Bon Iver is one of those bands that I've heard a lot about and come across on multiple occasions, but never really actively listened to. I changed that this past week, and I'm extremely happy with that decision. Bon Iver is one of those musical phenomenons that has a completely unique feel to it, you can't really compare it to anything else out there, and it transports you to completely different places.
Although here I'm only linking to Bon Iver's eponymous 2011 album, you should definitely also check out the other ones, because they're all stellar. Bon Iver won the Grammy Award for Best Alternative Music Album in 2012, and again, it's one of those albums that you should have listened to at least once in your life - on day I compile a list of all of these albums - Justin Vernon's enthralling voice in harmony with the folk-y instrumentation is just something else:
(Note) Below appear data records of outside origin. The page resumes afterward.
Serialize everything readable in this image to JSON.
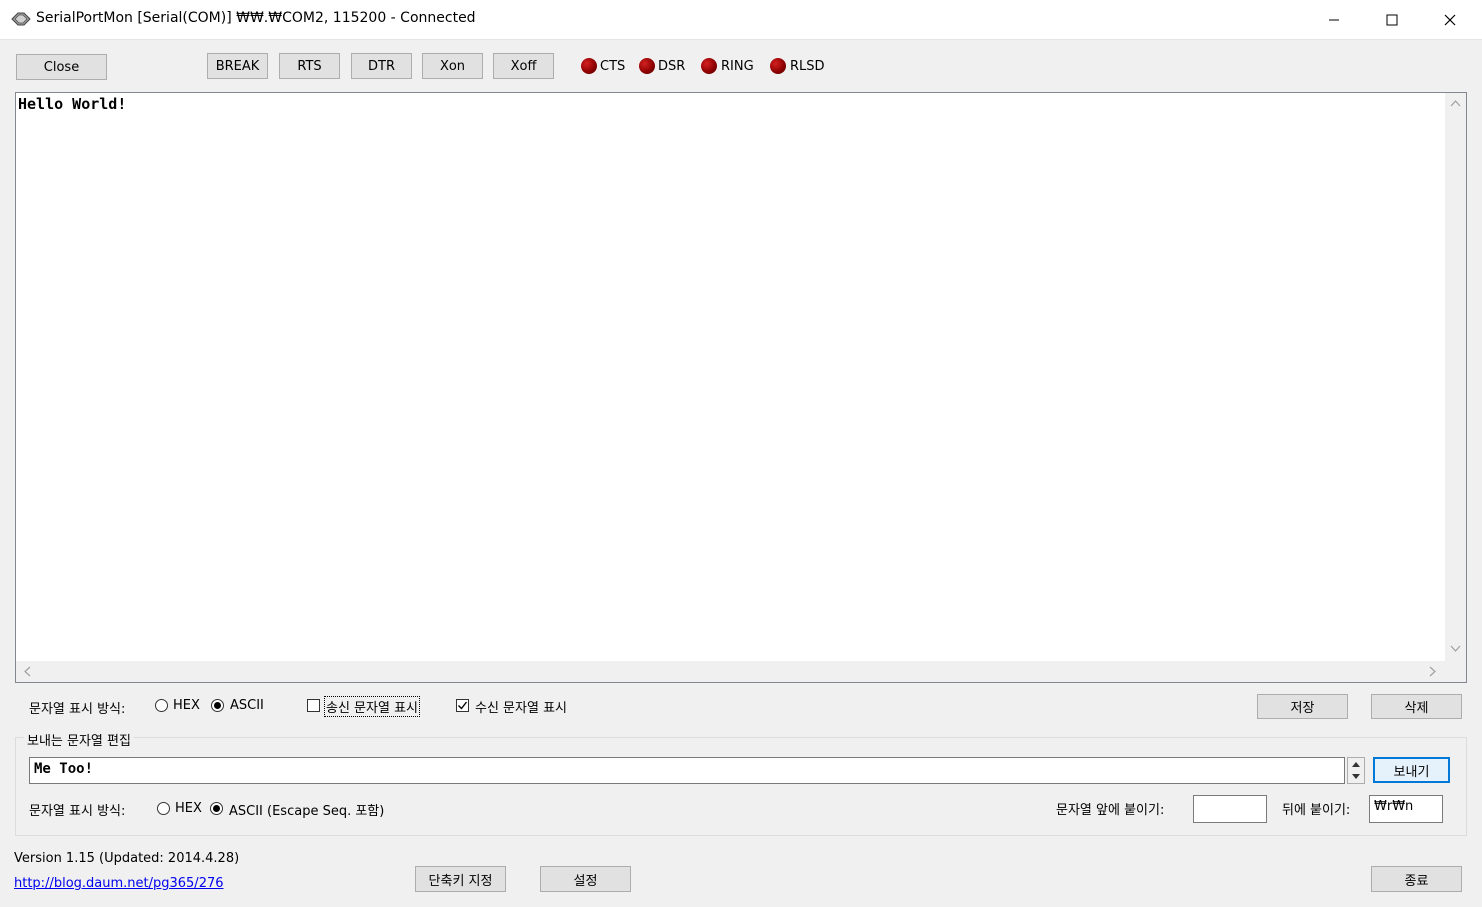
{
  "window": {
    "title": "SerialPortMon [Serial(COM)] ₩₩.₩COM2, 115200 - Connected",
    "minimize": "—",
    "maximize": "☐",
    "close": "✕"
  },
  "toolbar": {
    "close_label": "Close",
    "break_label": "BREAK",
    "rts_label": "RTS",
    "dtr_label": "DTR",
    "xon_label": "Xon",
    "xoff_label": "Xoff"
  },
  "signals": [
    {
      "label": "CTS",
      "color": "#c00000"
    },
    {
      "label": "DSR",
      "color": "#c00000"
    },
    {
      "label": "RING",
      "color": "#c00000"
    },
    {
      "label": "RLSD",
      "color": "#c00000"
    }
  ],
  "receive": {
    "text": "Hello World!"
  },
  "display_options": {
    "label": "문자열 표시 방식:",
    "hex_label": "HEX",
    "ascii_label": "ASCII",
    "selected": "ASCII",
    "show_sent_label": "송신 문자열 표시",
    "show_sent_checked": false,
    "show_recv_label": "수신 문자열 표시",
    "show_recv_checked": true,
    "save_label": "저장",
    "delete_label": "삭제"
  },
  "send_group": {
    "title": "보내는 문자열 편집",
    "input_value": "Me Too!",
    "send_label": "보내기",
    "format_label": "문자열 표시 방식:",
    "hex_label": "HEX",
    "ascii_label": "ASCII (Escape Seq. 포함)",
    "selected": "ASCII",
    "prefix_label": "문자열 앞에 붙이기:",
    "prefix_value": "",
    "suffix_label": "뒤에 붙이기:",
    "suffix_value": "₩r₩n"
  },
  "footer": {
    "version": "Version 1.15 (Updated: 2014.4.28)",
    "link": "http://blog.daum.net/pg365/276",
    "shortcut_label": "단축키 지정",
    "settings_label": "설정",
    "exit_label": "종료"
  },
  "colors": {
    "window_bg": "#f0f0f0",
    "button_bg": "#e1e1e1",
    "led_red": "#c00000",
    "focus_border": "#0078d7"
  }
}
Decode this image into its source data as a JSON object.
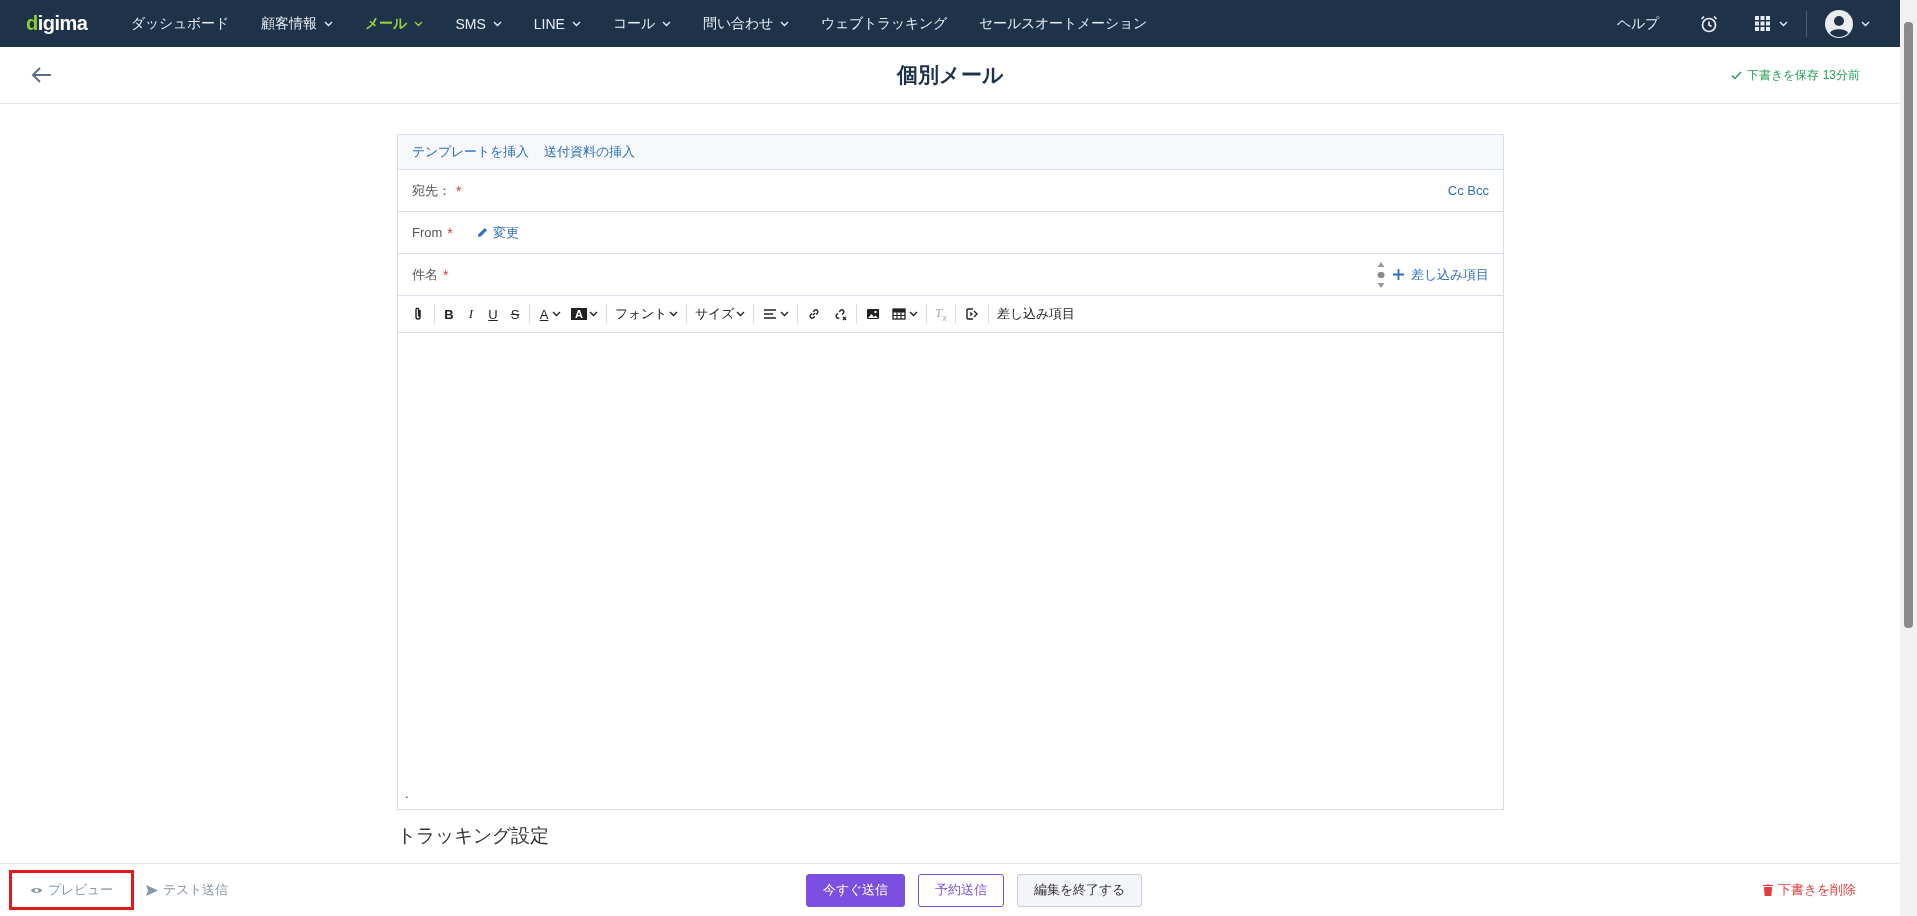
{
  "nav": {
    "logo": "digima",
    "items": [
      {
        "label": "ダッシュボード",
        "dropdown": false,
        "selected": false
      },
      {
        "label": "顧客情報",
        "dropdown": true,
        "selected": false
      },
      {
        "label": "メール",
        "dropdown": true,
        "selected": true
      },
      {
        "label": "SMS",
        "dropdown": true,
        "selected": false
      },
      {
        "label": "LINE",
        "dropdown": true,
        "selected": false
      },
      {
        "label": "コール",
        "dropdown": true,
        "selected": false
      },
      {
        "label": "問い合わせ",
        "dropdown": true,
        "selected": false
      },
      {
        "label": "ウェブトラッキング",
        "dropdown": false,
        "selected": false
      },
      {
        "label": "セールスオートメーション",
        "dropdown": false,
        "selected": false
      }
    ],
    "help": "ヘルプ"
  },
  "header": {
    "title": "個別メール",
    "save_status": "下書きを保存 13分前"
  },
  "form": {
    "links": [
      "テンプレートを挿入",
      "送付資料の挿入"
    ],
    "fields": [
      {
        "kind": "to",
        "label": "宛先：",
        "mark": "*",
        "action": "Cc Bcc"
      },
      {
        "kind": "from",
        "label": "From",
        "mark": "*",
        "action": "変更"
      },
      {
        "kind": "subject",
        "label": "件名",
        "mark": "*",
        "action": "差し込み項目"
      }
    ],
    "toolbar": [
      {
        "kind": "attach"
      },
      {
        "kind": "sep"
      },
      {
        "kind": "bold",
        "label": "B"
      },
      {
        "kind": "italic",
        "label": "I"
      },
      {
        "kind": "underline",
        "label": "U"
      },
      {
        "kind": "strike",
        "label": "S"
      },
      {
        "kind": "sep"
      },
      {
        "kind": "color",
        "label": "A",
        "dropdown": true
      },
      {
        "kind": "highlight",
        "label": "A",
        "dropdown": true
      },
      {
        "kind": "sep"
      },
      {
        "kind": "menu",
        "label": "フォント",
        "dropdown": true
      },
      {
        "kind": "sep"
      },
      {
        "kind": "menu",
        "label": "サイズ",
        "dropdown": true
      },
      {
        "kind": "sep"
      },
      {
        "kind": "align",
        "dropdown": true
      },
      {
        "kind": "sep"
      },
      {
        "kind": "link"
      },
      {
        "kind": "unlink"
      },
      {
        "kind": "sep"
      },
      {
        "kind": "image"
      },
      {
        "kind": "table",
        "dropdown": true
      },
      {
        "kind": "sep"
      },
      {
        "kind": "clear",
        "label": "T$_{x}$",
        "disabled": true
      },
      {
        "kind": "sep"
      },
      {
        "kind": "merge"
      },
      {
        "kind": "sep"
      },
      {
        "kind": "menu",
        "label": "差し込み項目",
        "dropdown": false
      }
    ],
    "body": "."
  },
  "section_heading": "トラッキング設定",
  "footer": {
    "left": [
      {
        "kind": "preview",
        "label": "プレビュー",
        "highlighted": true
      },
      {
        "kind": "test",
        "label": "テスト送信",
        "highlighted": false
      }
    ],
    "center": [
      {
        "kind": "primary",
        "label": "今すぐ送信"
      },
      {
        "kind": "outline",
        "label": "予約送信"
      },
      {
        "kind": "default",
        "label": "編集を終了する"
      }
    ],
    "delete": "下書きを削除"
  }
}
If you only have time for one track, then listen to Holocene. You've probably heard it on the radio before though.
And that's it from me this week again, while I'm jamming out to some Bon Iver I bid my farewells, hope this caught you up a little bit with the events in the world of generative art, tech and AI in the past week! And I hope you have a lovely rest of the day and a great start into the week - I definitely am!
If you enjoyed it, consider sharing it with your friends, followers and family - more eyeballs/interactions/engagement helps tremendously - it lets the algorithm know that this is good content. If you've read this far, thanks a million!
Otherwise - Cheers, happy sketching, and see you in the next one! - Gorilla Sun 🌸